On a Tour to Afghanistan? Must visit these places There!! Top places you can in Afghanistan!!
Afghanistan has been divided and changed by several peoples due to its geographic isolation and location at the intersection of south and central Asia. Neolithic tribesmen from the Indus Valley came here in prehistoric times. The ancient Persian dynasties put an end to Alexander the Great’s phalanxes, which crossed the bigger phalanx of mountains known as the Hindu Kush. Then there were the Middle Eastern Muslim Arabs, who faced off against Genghis Khan’s invincible army. The list goes on and on and includes the Mughals, the Soviets, the British imperialists, and many more.
The famous Mosque of Sacred Cloak is located in Kandahar, a city rich in history. It is at the junction of the southern highlands of Afghanistan and the central mountains. During the reign of Ahmad Shah Durrani, it served as the center of the Afghan empire.
Mosques, shrines, and mausoleums for luminaries are all over this area. People travel far and wide to visit Babur’s mysterious inscriptions. These are located on the outskirts of the city.
The reason for the city of Mazar-e Sharif’s existence. A shrine was first erected in this location as the result of a dream, and the entire city was built around it. Tourists refer to it as the City of the Blue Mosque. It alludes to the Hazrat Ali Shrine in the middle. The Balkh’s capital is Mazar-e Sharif. It is a location that has been a part of many civilizations, making it multiethnic.
Balkh has an almost 4,000-year-old history. Zoroastrianism and Buddhism took off in these areas, high up the gaps of the northern ridges of the Hindu Kush. After Marco Polo’s arrival in the 1300s, the town was repeatedly destroyed and rebuilt. Its grand walls and academic institutions would still be fresh in people’s minds.
Western Afghanistan contains the historic city of Herat. There are several interesting historical ruins there. For instance, the Queen Goharshad Mausoleum and the Herat Citadel. As far back as 1,200 AD, there was a Friday Mosque. It was finished over many centuries. The Great Mosque still has a few of its original decorations today. Even the majority has given way to more recent works.

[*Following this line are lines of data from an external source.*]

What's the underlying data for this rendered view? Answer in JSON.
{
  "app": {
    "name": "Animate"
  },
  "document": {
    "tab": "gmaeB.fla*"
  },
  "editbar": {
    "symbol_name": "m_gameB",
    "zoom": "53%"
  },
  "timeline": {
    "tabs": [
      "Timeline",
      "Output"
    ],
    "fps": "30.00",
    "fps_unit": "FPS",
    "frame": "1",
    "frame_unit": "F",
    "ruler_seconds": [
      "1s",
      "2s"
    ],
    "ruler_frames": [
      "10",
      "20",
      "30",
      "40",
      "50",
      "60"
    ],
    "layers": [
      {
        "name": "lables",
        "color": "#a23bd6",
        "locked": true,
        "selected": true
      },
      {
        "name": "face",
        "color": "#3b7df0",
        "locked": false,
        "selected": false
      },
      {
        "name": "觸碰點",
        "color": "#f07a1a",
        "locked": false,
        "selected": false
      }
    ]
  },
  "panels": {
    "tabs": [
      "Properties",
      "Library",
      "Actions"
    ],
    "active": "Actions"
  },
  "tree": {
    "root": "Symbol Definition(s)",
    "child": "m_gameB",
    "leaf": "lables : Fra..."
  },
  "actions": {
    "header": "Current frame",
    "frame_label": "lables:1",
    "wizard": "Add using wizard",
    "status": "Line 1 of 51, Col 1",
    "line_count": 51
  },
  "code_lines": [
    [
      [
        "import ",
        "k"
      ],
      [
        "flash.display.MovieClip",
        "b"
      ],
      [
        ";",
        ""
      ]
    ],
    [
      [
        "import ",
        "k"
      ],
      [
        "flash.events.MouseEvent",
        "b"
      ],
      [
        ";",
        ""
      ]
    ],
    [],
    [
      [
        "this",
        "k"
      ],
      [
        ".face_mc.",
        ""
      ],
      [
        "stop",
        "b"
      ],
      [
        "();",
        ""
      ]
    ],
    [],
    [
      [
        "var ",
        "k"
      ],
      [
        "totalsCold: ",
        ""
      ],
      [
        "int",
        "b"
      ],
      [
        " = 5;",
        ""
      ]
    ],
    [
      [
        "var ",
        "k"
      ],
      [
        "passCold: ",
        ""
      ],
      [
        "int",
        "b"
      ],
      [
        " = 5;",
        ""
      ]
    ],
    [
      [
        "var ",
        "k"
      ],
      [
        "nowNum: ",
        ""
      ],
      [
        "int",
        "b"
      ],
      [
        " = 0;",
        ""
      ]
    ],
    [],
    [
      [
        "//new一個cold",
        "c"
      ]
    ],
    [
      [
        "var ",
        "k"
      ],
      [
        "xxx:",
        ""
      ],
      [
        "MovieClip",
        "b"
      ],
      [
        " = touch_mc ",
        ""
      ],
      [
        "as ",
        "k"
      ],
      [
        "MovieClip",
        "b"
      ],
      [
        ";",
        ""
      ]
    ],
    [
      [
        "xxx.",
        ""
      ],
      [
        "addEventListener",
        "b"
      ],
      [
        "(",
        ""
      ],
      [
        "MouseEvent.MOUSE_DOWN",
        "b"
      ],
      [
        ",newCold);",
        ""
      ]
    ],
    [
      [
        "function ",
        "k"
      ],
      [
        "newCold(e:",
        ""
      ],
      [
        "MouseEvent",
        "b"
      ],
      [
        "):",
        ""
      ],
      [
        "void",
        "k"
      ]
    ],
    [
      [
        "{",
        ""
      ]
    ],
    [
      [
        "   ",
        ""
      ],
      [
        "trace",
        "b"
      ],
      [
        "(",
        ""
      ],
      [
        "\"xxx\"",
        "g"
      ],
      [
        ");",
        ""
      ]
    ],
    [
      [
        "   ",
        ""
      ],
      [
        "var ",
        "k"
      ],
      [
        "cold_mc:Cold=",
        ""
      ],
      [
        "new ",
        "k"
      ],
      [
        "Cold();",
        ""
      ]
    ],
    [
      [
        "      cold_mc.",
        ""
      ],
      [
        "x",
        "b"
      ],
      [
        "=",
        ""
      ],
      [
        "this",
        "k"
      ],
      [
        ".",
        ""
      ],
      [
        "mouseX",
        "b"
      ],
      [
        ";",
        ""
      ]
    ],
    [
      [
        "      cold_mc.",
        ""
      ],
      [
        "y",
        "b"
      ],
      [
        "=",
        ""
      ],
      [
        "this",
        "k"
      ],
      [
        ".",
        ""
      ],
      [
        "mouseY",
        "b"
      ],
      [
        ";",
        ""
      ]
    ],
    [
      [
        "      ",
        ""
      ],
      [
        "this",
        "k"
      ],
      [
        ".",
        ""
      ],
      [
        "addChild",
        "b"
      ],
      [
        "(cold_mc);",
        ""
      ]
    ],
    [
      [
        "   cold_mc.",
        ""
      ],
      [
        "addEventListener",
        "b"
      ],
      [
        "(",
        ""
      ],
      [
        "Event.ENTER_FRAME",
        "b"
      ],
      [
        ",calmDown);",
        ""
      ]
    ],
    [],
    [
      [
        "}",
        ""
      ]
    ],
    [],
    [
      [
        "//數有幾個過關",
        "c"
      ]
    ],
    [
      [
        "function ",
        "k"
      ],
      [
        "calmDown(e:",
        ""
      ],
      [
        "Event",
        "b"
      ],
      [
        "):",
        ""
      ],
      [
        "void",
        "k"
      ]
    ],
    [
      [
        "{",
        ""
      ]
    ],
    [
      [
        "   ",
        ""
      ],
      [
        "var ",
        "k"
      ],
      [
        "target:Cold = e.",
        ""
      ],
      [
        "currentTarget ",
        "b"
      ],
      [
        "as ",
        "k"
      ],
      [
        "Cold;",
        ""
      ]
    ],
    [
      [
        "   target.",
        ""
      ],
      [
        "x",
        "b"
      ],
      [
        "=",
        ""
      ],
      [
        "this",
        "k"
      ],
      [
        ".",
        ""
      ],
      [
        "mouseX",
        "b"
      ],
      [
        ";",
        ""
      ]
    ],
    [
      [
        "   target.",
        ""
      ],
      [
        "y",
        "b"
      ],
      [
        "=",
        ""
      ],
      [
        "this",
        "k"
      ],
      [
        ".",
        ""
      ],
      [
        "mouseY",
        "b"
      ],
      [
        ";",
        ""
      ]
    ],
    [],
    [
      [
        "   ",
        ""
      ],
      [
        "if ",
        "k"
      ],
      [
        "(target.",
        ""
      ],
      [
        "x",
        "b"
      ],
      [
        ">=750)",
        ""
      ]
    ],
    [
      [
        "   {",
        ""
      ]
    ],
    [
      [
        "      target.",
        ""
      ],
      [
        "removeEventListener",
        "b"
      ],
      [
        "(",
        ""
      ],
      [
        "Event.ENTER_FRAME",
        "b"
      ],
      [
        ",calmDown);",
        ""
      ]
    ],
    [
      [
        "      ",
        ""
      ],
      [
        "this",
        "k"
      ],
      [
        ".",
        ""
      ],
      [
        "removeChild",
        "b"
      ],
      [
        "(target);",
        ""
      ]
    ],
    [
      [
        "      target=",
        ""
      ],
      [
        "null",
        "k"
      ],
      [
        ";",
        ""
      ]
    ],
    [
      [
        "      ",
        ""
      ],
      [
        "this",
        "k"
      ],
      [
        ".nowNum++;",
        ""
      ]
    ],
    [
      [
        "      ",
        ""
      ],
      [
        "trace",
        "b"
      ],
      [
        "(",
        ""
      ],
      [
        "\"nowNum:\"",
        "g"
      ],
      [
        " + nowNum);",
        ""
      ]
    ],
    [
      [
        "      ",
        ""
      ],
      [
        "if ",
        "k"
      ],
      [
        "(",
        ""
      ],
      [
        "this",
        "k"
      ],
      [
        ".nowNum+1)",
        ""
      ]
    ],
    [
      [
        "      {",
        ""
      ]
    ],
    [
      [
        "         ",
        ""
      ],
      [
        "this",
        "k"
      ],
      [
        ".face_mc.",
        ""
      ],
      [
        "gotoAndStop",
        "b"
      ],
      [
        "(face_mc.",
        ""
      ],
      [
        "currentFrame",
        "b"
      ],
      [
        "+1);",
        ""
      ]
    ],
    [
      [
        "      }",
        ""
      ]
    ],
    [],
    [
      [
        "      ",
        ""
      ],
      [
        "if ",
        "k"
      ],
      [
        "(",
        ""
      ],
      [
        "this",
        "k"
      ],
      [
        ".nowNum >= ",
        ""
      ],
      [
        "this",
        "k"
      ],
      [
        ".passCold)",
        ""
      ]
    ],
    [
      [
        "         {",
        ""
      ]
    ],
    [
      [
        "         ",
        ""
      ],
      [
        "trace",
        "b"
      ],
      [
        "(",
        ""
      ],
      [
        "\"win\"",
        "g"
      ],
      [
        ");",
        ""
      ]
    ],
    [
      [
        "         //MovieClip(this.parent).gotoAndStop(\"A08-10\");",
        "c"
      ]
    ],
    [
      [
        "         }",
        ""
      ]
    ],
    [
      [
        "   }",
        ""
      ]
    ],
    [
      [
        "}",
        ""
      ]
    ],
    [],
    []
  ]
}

Jalalabad is located in the country’s east. It is regarded as one of Afghanistan’s most picturesque cities. It is surrounded by water and has vast green spaces. The founder of contemporary Afghanistan, Ahmad Shah Durrani, used Jalalabad as an outpost. During his military conquests in India, he made use of the city. Beautiful architecture can be found in Jalalabad.
Samangan is a historic caravan rest area. That is along the original Silk Road’s auxiliary routes. That distinction belongs to the enigmatic Takht I Rostam cave complexes. They cut their way across the mountain’s dusted ridges. These date to the fourth and fifth centuries. They have beautiful Buddhist inlays all over them.
Bamiyan, which is in the center of Afghanistan, was one of the final places where Buddhism spread. At the nexus of East and West, Bamiyan is another culturally rich location. Its archaeology displays a blend of Turkish, Greek, Persian, Indian, and Chinese influences. Later finds in the region include a few caves with wall murals from the 5th and 9th centuries. And another enormous statue is known as the Reclining Buddha. The area was famous for its enormous Buddha sculptures, which were destroyed in 2001.
Due to poor road links, Faizabad has been a secluded area. Which is located in northeastern Afghanistan. This has helped to preserve the local culture. Two bazaars still exist today in Faizabad where people still trade various goods. Such as cutlery and cotton cloth as well as supplies like tea, sugar, and salt. While some of the old buildings are in ruins, there are still forts, mosques, and shrines that preserve the region’s heritage.
Band-e Amir National Park
Afghanistan’s first national park was established in 2009 along the magnificent Band-e Amir. The entire region is a wonder to behold, dotted with no less than six different mountain lakes. Located more than 3,000 meters up in the craggy hills of the Hindu Kush. And formed by millennia of interesting geological activities.
For a chance to marvel at the indigo-blue waters of the Band-e Panir and the Band-e Gholaman, hikers travel in the spring and summer (when the temperatures are not an intolerable 20 Celsius below!).
Mujahedeen and al-Qaeda, the Taliban rebels, and other factions took control of Kabul. During the commencement of the nation’s wars, it has been engulfed in instability. A city’s capital with so much to offer is in a sorry state of things. An epicenter of Zoroastrianism and Buddhism formerly existed in Kabul. Hindus eventually arrived, as did Alexander the Great. Today, this rich past can be explored at the Kabul Museum – that is if you deem it safe to enter.